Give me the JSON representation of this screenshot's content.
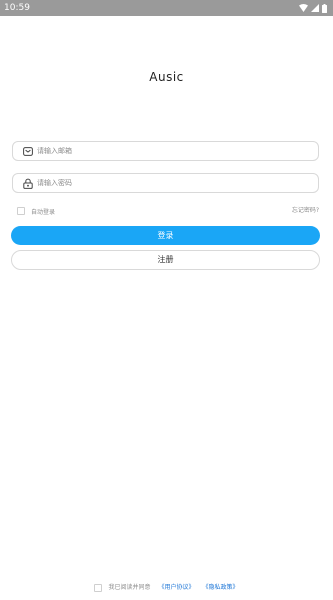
{
  "status_bar": {
    "time": "10:59",
    "icons": [
      "wifi-icon",
      "signal-icon",
      "battery-icon"
    ]
  },
  "app": {
    "title": "Ausic"
  },
  "login_form": {
    "email_placeholder": "请输入邮箱",
    "email_value": "",
    "password_placeholder": "请输入密码",
    "password_value": "",
    "remember_label": "自动登录",
    "remember_checked": false,
    "forgot_label": "忘记密码?",
    "login_label": "登录",
    "register_label": "注册"
  },
  "agreement": {
    "checked": false,
    "text": "我已阅读并同意",
    "user_agreement": "《用户协议》",
    "privacy_policy": "《隐私政策》"
  },
  "colors": {
    "status_bar": "#9a9a9a",
    "primary": "#1aa6f6",
    "link": "#1a74d6",
    "border": "#d9d9d9",
    "muted_text": "#8c8c8c"
  }
}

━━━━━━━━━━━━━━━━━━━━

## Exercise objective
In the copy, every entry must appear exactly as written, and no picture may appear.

## Exercise output
Give me the JSON representation of this screenshot's content.
{
  "status_bar": {
    "time": "10:59",
    "icons": [
      "wifi-icon",
      "signal-icon",
      "battery-icon"
    ]
  },
  "app": {
    "title": "Ausic"
  },
  "login_form": {
    "email_placeholder": "请输入邮箱",
    "email_value": "",
    "password_placeholder": "请输入密码",
    "password_value": "",
    "remember_label": "自动登录",
    "remember_checked": false,
    "forgot_label": "忘记密码?",
    "login_label": "登录",
    "register_label": "注册"
  },
  "agreement": {
    "checked": false,
    "text": "我已阅读并同意",
    "user_agreement": "《用户协议》",
    "privacy_policy": "《隐私政策》"
  },
  "colors": {
    "status_bar": "#9a9a9a",
    "primary": "#1aa6f6",
    "link": "#1a74d6",
    "border": "#d9d9d9",
    "muted_text": "#8c8c8c"
  }
}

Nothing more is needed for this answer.